It’s not just cool to control your Raspberry Pi sense HAT with a mere wiggle from your magic finger. Oh no. It’s super cool. OK, using gestures makes life that teeny bit easier and more convenient, blah blah blah. But really we love it because it’s just F-U-N. And you can’t get enough of that stuff in your life, right?
So we set out with a smile on our faces and itchy trigger fingers to setup our Raspberry Pi Sense HAT with a Flick Large. And if you still don’t get why this is so exciting, just check this out:
For starters, we needed to put the various boards together. No big deal, we simply placed the longer stacking header on the Raspberry Pi Sense HAT and connected it. Then we hooked up the Flick Large too.
Don’t stress out if your header doesn’t exactly look like this. What’s important is that the metal part is at least 1.2 cm tall so the Flick Large jumper cable can plug onto it.
At this point we very carefully removed the original header that came with our Pi Sense Hat and binned it. In its place we proudly used our new stacking header P/N 15455 – and slid it through.
Now, with the header snugly in place, we installed the Raspberry Pi Sense HAT on top of the Raspberry Pi like so:

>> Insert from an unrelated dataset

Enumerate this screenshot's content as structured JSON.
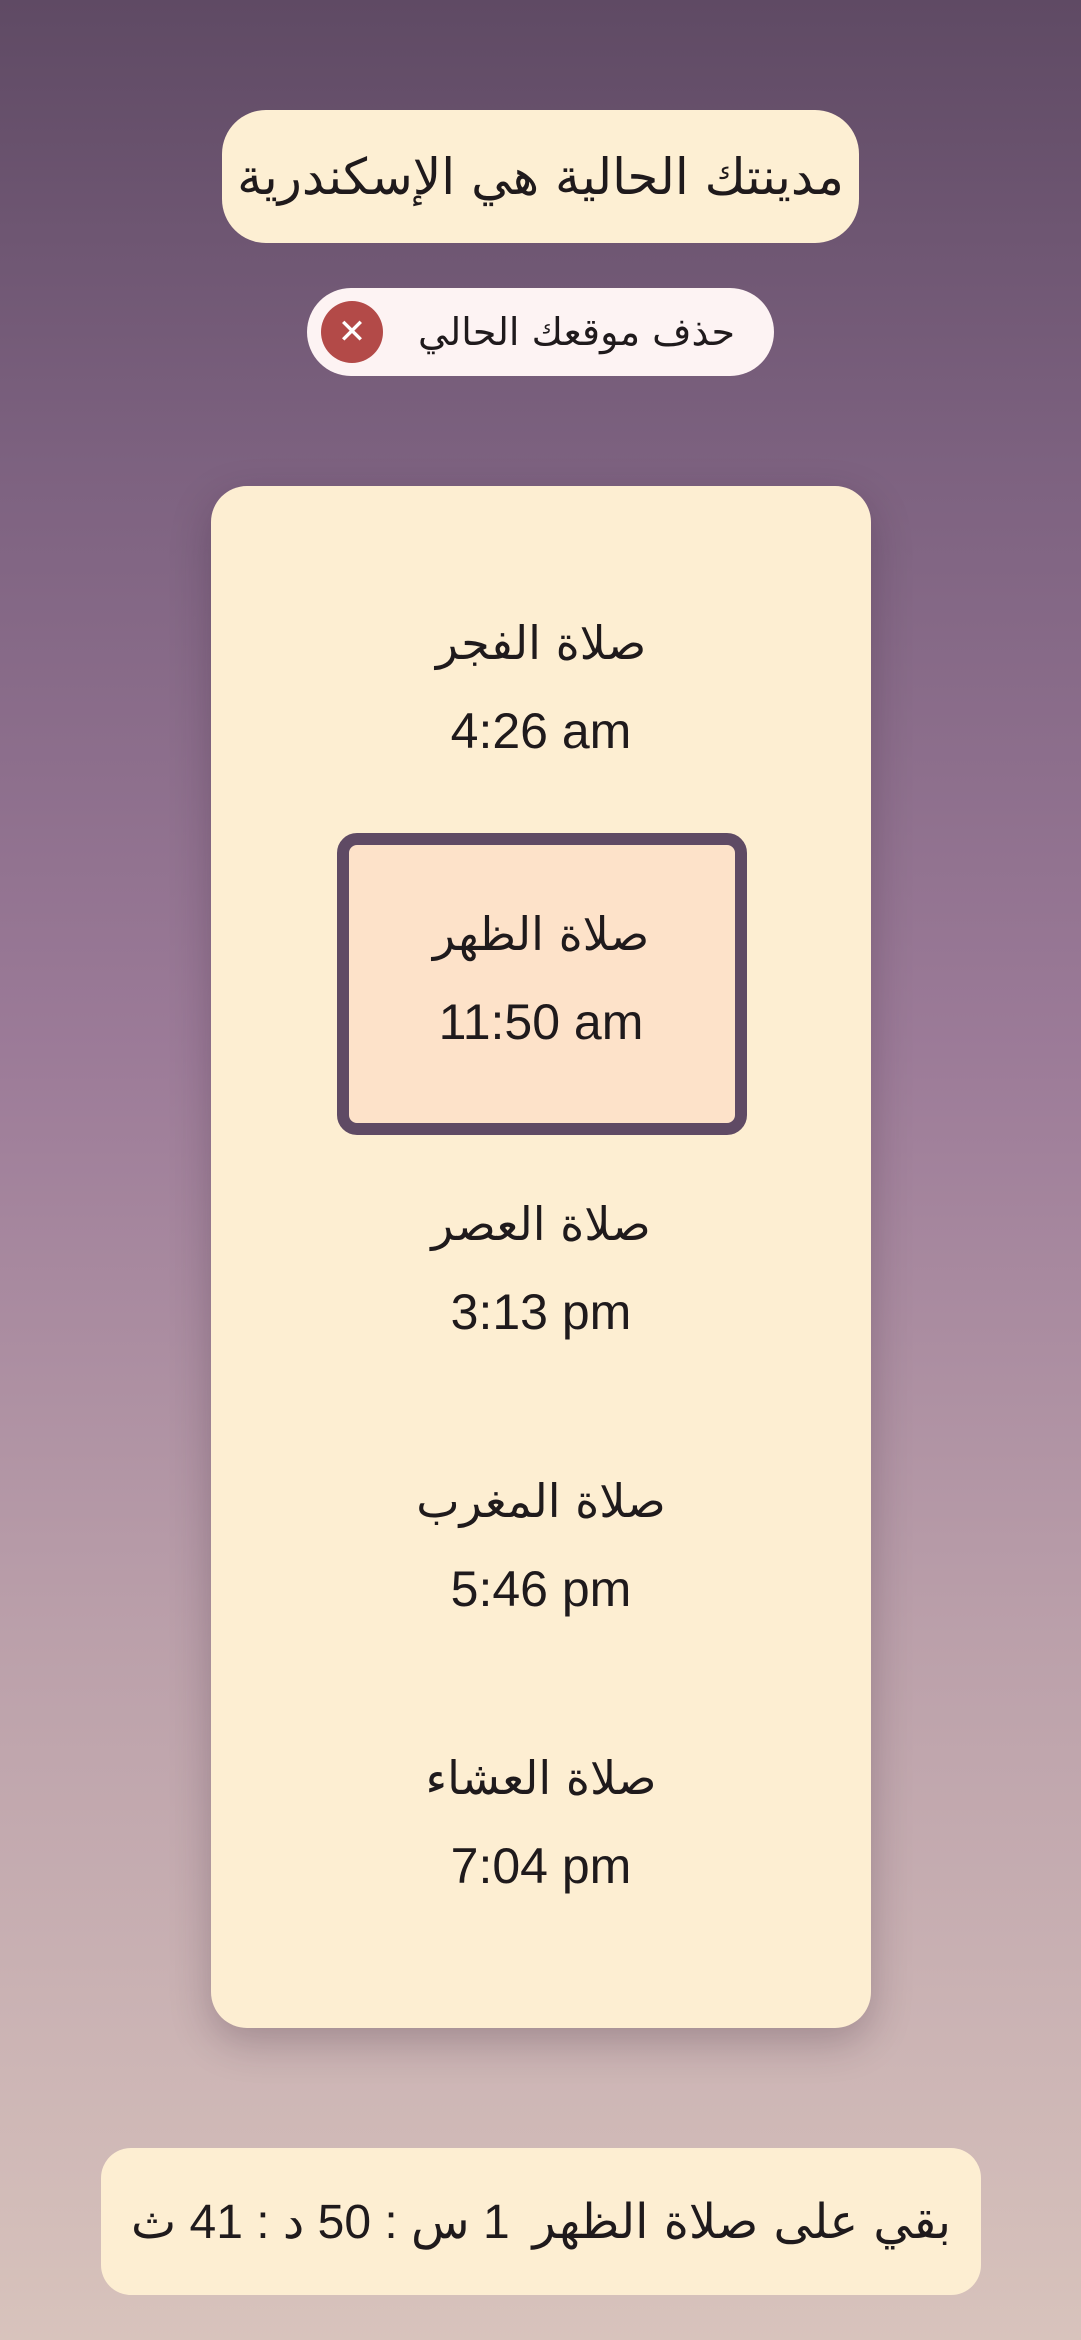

Last but not least, we connected the Flick Large cable.
This really was easy enough, but if you need help on how to connect the Flick Large to the Raspberry Pi’s header please follow this link.
Time for a top tip: Raspberry Pi with its Sense HAT connected can still fit in some cases (such as the original Pi 3 case) if you keep the top off. Good luck with that…

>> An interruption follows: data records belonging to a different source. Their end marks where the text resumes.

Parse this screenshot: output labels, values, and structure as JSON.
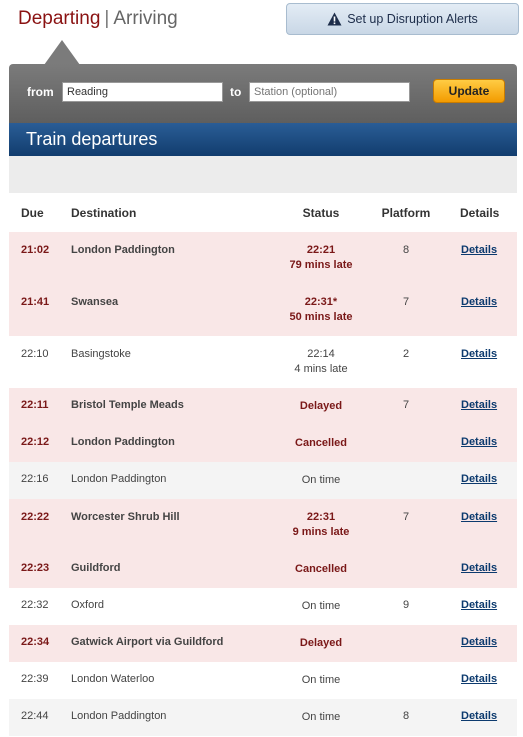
{
  "tabs": {
    "departing": "Departing",
    "separator": "|",
    "arriving": "Arriving"
  },
  "alerts_button": {
    "label": "Set up Disruption Alerts",
    "icon": "warning-icon"
  },
  "search": {
    "from_label": "from",
    "from_value": "Reading",
    "to_label": "to",
    "to_placeholder": "Station (optional)",
    "update_label": "Update"
  },
  "board": {
    "title": "Train departures"
  },
  "columns": {
    "due": "Due",
    "destination": "Destination",
    "status": "Status",
    "platform": "Platform",
    "details": "Details"
  },
  "rows": [
    {
      "due": "21:02",
      "destination": "London Paddington",
      "status": "22:21",
      "status_note": "79 mins late",
      "platform": "8",
      "details": "Details"
    },
    {
      "due": "21:41",
      "destination": "Swansea",
      "status": "22:31*",
      "status_note": "50 mins late",
      "platform": "7",
      "details": "Details"
    },
    {
      "due": "22:10",
      "destination": "Basingstoke",
      "status": "22:14",
      "status_note": "4 mins late",
      "platform": "2",
      "details": "Details"
    },
    {
      "due": "22:11",
      "destination": "Bristol Temple Meads",
      "status": "Delayed",
      "status_note": "",
      "platform": "7",
      "details": "Details"
    },
    {
      "due": "22:12",
      "destination": "London Paddington",
      "status": "Cancelled",
      "status_note": "",
      "platform": "",
      "details": "Details"
    },
    {
      "due": "22:16",
      "destination": "London Paddington",
      "status": "On time",
      "status_note": "",
      "platform": "",
      "details": "Details"
    },
    {
      "due": "22:22",
      "destination": "Worcester Shrub Hill",
      "status": "22:31",
      "status_note": "9 mins late",
      "platform": "7",
      "details": "Details"
    },
    {
      "due": "22:23",
      "destination": "Guildford",
      "status": "Cancelled",
      "status_note": "",
      "platform": "",
      "details": "Details"
    },
    {
      "due": "22:32",
      "destination": "Oxford",
      "status": "On time",
      "status_note": "",
      "platform": "9",
      "details": "Details"
    },
    {
      "due": "22:34",
      "destination": "Gatwick Airport via Guildford",
      "status": "Delayed",
      "status_note": "",
      "platform": "",
      "details": "Details"
    },
    {
      "due": "22:39",
      "destination": "London Waterloo",
      "status": "On time",
      "status_note": "",
      "platform": "",
      "details": "Details"
    },
    {
      "due": "22:44",
      "destination": "London Paddington",
      "status": "On time",
      "status_note": "",
      "platform": "8",
      "details": "Details"
    }
  ],
  "colors": {
    "accent": "#8a1212",
    "header_blue": "#1a4a82",
    "problem_row": "#f9e7e7",
    "update_button": "#f7a800"
  }
}
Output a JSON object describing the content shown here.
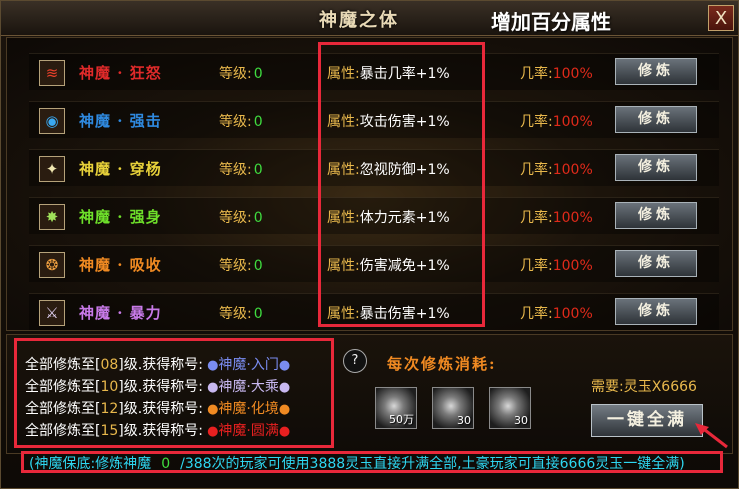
{
  "window": {
    "title": "神魔之体",
    "close_label": "X"
  },
  "annotation": {
    "title": "增加百分属性"
  },
  "rows": [
    {
      "name": "神魔 · 狂怒",
      "name_color": "#e02a2a",
      "icon": "fire-claw-icon",
      "icon_glyph": "≋",
      "icon_color": "#e8402a",
      "level_label": "等级:",
      "level": "0",
      "attr_label": "属性:",
      "attr_value": "暴击几率+1%",
      "rate_label": "几率:",
      "rate": "100%",
      "button": "修炼"
    },
    {
      "name": "神魔 · 强击",
      "name_color": "#2f8ae0",
      "icon": "swirl-icon",
      "icon_glyph": "◉",
      "icon_color": "#3aa8f0",
      "level_label": "等级:",
      "level": "0",
      "attr_label": "属性:",
      "attr_value": "攻击伤害+1%",
      "rate_label": "几率:",
      "rate": "100%",
      "button": "修炼"
    },
    {
      "name": "神魔 · 穿杨",
      "name_color": "#e8d23a",
      "icon": "figure-icon",
      "icon_glyph": "✦",
      "icon_color": "#f0e6b0",
      "level_label": "等级:",
      "level": "0",
      "attr_label": "属性:",
      "attr_value": "忽视防御+1%",
      "rate_label": "几率:",
      "rate": "100%",
      "button": "修炼"
    },
    {
      "name": "神魔 · 强身",
      "name_color": "#6ee02a",
      "icon": "sparkle-icon",
      "icon_glyph": "✸",
      "icon_color": "#9ee05a",
      "level_label": "等级:",
      "level": "0",
      "attr_label": "属性:",
      "attr_value": "体力元素+1%",
      "rate_label": "几率:",
      "rate": "100%",
      "button": "修炼"
    },
    {
      "name": "神魔 · 吸收",
      "name_color": "#f08a22",
      "icon": "vortex-icon",
      "icon_glyph": "❂",
      "icon_color": "#f0a040",
      "level_label": "等级:",
      "level": "0",
      "attr_label": "属性:",
      "attr_value": "伤害减免+1%",
      "rate_label": "几率:",
      "rate": "100%",
      "button": "修炼"
    },
    {
      "name": "神魔 · 暴力",
      "name_color": "#c87ae8",
      "icon": "sword-icon",
      "icon_glyph": "⚔",
      "icon_color": "#e0d0f0",
      "level_label": "等级:",
      "level": "0",
      "attr_label": "属性:",
      "attr_value": "暴击伤害+1%",
      "rate_label": "几率:",
      "rate": "100%",
      "button": "修炼"
    }
  ],
  "titles": [
    {
      "prefix": "全部修炼至[",
      "level": "08",
      "suffix": "]级.获得称号:",
      "title": "神魔·入门",
      "color": "#7a8cf0"
    },
    {
      "prefix": "全部修炼至[",
      "level": "10",
      "suffix": "]级.获得称号:",
      "title": "神魔·大乘",
      "color": "#c8b8f0"
    },
    {
      "prefix": "全部修炼至[",
      "level": "12",
      "suffix": "]级.获得称号:",
      "title": "神魔·化境",
      "color": "#f08a22"
    },
    {
      "prefix": "全部修炼至[",
      "level": "15",
      "suffix": "]级.获得称号:",
      "title": "神魔·圆满",
      "color": "#e82020"
    }
  ],
  "cost": {
    "help_icon": "?",
    "label": "每次修炼消耗:",
    "items": [
      {
        "name": "silver-ingot-icon",
        "count": "50万"
      },
      {
        "name": "ore-icon",
        "count": "30"
      },
      {
        "name": "orb-icon",
        "count": "30"
      }
    ],
    "need": "需要:灵玉X6666",
    "max_button": "一键全满"
  },
  "footer": {
    "part1": "(神魔保底:修炼神魔",
    "count": "0",
    "part2": "/388次的玩家可使用3888灵玉直接升满全部,土豪玩家可直接6666灵玉一键全满)"
  },
  "colors": {
    "annotation": "#e8283a",
    "gold": "#e8b84c",
    "green": "#3fdc3f",
    "red": "#e02a1a",
    "cyan": "#2ed6f0"
  }
}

Now it was time to configure the OS. We worked with Raspbian on this project because we find it so easy to use. If you don’t yet have it, download it today and set it up using this guide from the Raspberry Pi Foundation.
Once the OS was setup we then installed the code for our Flick boards.
Download and configure the code to get the library and the script needed to run the demo.
And then…it was the moment to test out this little beauty!
You can do this either via the keyboard and monitor plugged to you Raspberry Pi – or through an SSH session by typing:
Bingo! The Sense HAT welcomed us with a scrolling text before clearing the display. And that was our cue to wave our hands around manically as we explored the gesture controls. To save you time and much flailing about, here are the gestures and what will be displayed on the Sense HAT:
Wheel A rotating green and blue circle
Flick A blue arrow
Tap A green bar or a green square
Double Tap A blinking green bar or a green square
Touch A shaded blue bar or a shaded blue square
XYZ A white dot which varies brightness when the finger is further or closer to the board
We have to admit it, controlling our Raspberry Pi sense HAT with nothing but a wave of our digits made us feel All Powerful, like some sad low budget version of Masters of the Universe. But it’s truly amazing technology and huge fun to do. So this weekend, get your hands on your own version.